     All well and good as themes, but the story must come first. Here it doesn’t.
     Nevertheless, the overall effect was quite powerful especially towards the end. We can only wish that Life is a cabaret, old chum, but oh, how much simpler life would be if it were truly so! **½

Tuesday, May 06, 2014

Isabel Huggan. The Elizabeth Stories (1984)

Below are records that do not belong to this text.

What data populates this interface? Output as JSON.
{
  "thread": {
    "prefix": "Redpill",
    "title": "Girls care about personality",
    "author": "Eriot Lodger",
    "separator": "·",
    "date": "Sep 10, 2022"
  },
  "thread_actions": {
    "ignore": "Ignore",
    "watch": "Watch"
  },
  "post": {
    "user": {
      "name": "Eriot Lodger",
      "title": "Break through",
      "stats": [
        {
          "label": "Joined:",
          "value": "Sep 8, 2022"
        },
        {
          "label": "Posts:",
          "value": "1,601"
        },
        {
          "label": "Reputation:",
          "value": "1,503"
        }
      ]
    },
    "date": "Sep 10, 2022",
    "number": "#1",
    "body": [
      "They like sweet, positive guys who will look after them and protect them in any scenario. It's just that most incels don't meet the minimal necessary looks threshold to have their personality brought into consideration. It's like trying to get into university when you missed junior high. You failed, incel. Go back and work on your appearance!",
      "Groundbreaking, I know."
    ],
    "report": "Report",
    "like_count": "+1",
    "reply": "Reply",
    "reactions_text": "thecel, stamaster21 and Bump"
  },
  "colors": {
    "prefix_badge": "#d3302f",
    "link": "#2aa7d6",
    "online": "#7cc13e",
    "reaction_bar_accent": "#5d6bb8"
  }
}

     Isabel Huggan. The Elizabeth Stories (1984) As far as I can tell, Huggan is what is sometimes called a “one-book author”. Not that she wrote only this book, but that she hasn’t written much else. But this is a very good book, and deservedly gained her an international audience and reputation. The stories follow Elizabeth Kessler growing up in Garten from about age eight to eighteen. Huggan has the gift of conveying what it was like to be a child, and she has no qualms about revealing the intended and unintended evil that children can do. The result is intense stories than are not exactly comfortable to read, but which leave you with a sense of having met a real person, and knowing her somewhat better than you know almost every real person in your life. That includes you, because we tend to avoid remembering events and actions that damage our amour propre. The stories also show how adults misinterpret and misunderstand children, and how some children take advantage of this failing to cause trouble for their enemies.
     No one story stands out, they are all at a high level. I first encountered Jack of Hearts as a movie (Alliance Atlantis and National Film Board Canada co-production, not available). It tells how Elizabeth's aunt, a glamorous single “career girl”, visits and introduces Elizabeth to poker. Her sister and brother-in-law don’t approve, but it confirms Elizabeth’s desire to escape from Garten.
     Recommended. ***

Peter Johnson. Isle of Man Steam Railway in Colour (1998)

     Peter Johnson. Isle of Man Steam Railway in Colour (1998) Most of the photos (one per page) feature the steam engines; the captions provide all kinds of history and other information. Technically excellent, a few include people (staff, tourists), or a bit of landscape. As far as I can tell, the colours are accurate. A very well done album for the fan, and of more than passing interest to the casual reader recalling or planning a visit to the Island. Looking through it, I decided we should go there on our next visit. ***

Thursday, May 01, 2014

Peter Lovesey. The Circle (2005)

     Peter Lovesey. The Circle (2005) Bob Naylor, widower father of a 14-year-old, driver for a parcel delivery company, and inveterate composer of verses, attends a writer’s circle just before a previous guest, publisher Edgar Blacker, dies in an arson. The police nick Maurice, chair of the group, and a couple of others wanting to clear him snag Naylor’s help. Meanwhile, DI Henrietta Mallin takes over the case when the local DI commits a booboo. An attempt on Naylor’s life and two more arson murders, a photo that points to the deep past, tensions among the circle’s members, and budding affection between Naylor and Thomasine, all make for a nicely complex story told mostly through dialogue.
    The effect is oddly visual, because I think we’re accustomed to TV mysteries with long stretches of dialogue punctuated with short scenes of almost silent action. A book written in this mode reads like a TV script. Whatever, the story moves along fast enough that any creaks in the logic can be ignored, the wrap-up arrest and confession are a bit hurried, but all in all this is a pleasant entertainment. **½